[[ RAW DATA, beginning ]]
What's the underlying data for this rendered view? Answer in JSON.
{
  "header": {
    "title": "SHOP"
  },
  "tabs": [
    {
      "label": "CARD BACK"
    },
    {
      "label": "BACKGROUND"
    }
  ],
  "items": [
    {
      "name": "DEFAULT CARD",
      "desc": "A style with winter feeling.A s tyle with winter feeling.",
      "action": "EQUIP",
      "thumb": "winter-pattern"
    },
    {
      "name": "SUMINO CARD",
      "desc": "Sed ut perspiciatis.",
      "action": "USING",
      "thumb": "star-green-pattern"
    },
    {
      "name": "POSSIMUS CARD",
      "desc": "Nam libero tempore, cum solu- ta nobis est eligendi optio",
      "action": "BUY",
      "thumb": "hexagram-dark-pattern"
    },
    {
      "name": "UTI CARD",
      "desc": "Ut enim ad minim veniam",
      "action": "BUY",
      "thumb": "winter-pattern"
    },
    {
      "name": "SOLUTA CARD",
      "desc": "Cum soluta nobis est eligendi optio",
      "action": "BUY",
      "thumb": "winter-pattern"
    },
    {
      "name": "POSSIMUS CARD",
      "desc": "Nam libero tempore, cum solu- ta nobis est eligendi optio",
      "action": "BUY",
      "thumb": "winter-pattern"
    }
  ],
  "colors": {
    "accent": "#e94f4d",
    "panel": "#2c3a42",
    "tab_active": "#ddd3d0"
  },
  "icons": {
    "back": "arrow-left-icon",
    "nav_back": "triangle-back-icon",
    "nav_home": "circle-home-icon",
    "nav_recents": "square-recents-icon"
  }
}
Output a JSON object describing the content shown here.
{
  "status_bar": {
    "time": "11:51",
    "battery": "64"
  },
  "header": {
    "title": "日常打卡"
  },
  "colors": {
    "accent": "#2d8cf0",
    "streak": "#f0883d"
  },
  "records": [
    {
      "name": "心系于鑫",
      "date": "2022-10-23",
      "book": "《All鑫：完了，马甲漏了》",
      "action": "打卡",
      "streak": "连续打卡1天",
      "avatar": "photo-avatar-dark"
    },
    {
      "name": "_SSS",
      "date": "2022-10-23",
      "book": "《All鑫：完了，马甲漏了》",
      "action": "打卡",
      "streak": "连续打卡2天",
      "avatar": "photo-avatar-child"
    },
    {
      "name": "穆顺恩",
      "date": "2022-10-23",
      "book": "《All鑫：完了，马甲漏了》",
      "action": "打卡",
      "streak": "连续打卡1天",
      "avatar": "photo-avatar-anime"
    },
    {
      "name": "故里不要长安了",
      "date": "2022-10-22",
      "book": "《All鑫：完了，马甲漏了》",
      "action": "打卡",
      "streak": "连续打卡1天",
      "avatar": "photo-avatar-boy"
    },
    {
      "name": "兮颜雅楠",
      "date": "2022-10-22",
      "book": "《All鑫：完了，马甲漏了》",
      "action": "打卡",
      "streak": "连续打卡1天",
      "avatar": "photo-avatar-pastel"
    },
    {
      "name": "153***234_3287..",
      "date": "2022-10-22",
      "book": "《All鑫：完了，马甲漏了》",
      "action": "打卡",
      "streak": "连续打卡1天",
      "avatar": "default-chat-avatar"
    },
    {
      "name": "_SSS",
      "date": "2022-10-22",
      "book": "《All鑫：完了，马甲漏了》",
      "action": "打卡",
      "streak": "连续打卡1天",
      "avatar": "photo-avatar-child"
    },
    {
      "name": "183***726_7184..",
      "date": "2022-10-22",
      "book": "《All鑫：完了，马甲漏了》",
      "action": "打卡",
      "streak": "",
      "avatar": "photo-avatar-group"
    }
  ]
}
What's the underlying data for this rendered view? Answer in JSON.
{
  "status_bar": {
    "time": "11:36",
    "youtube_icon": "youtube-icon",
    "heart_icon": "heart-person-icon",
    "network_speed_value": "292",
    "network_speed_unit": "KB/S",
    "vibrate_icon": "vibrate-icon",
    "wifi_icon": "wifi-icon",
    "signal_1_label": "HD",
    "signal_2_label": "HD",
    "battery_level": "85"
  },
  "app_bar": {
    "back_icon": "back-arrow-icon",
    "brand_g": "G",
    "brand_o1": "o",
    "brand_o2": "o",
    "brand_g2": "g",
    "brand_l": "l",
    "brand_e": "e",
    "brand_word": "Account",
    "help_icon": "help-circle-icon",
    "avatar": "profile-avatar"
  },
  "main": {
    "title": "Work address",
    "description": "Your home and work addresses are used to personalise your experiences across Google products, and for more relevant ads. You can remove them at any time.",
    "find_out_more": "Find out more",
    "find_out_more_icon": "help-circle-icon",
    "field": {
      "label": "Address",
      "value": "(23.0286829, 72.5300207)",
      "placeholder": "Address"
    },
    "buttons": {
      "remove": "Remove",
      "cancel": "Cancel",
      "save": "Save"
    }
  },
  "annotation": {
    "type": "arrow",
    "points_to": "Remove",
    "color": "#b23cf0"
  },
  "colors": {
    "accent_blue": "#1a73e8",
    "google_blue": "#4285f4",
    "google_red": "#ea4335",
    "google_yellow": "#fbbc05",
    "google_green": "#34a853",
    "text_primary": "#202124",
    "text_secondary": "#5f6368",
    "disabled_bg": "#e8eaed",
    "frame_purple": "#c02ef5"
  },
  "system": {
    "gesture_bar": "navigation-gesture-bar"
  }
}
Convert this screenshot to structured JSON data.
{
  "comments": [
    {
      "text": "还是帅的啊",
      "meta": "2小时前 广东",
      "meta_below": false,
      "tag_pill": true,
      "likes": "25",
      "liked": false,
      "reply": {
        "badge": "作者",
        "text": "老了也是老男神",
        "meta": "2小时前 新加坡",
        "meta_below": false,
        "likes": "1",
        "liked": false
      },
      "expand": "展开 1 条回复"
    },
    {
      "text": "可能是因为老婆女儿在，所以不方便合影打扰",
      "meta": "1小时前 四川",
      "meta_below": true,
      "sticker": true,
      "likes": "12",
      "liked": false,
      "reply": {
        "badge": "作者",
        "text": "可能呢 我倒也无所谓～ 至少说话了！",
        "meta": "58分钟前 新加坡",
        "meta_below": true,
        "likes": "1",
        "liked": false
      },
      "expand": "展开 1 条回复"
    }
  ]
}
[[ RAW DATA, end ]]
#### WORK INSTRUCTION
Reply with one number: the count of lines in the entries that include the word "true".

#### ANSWER
4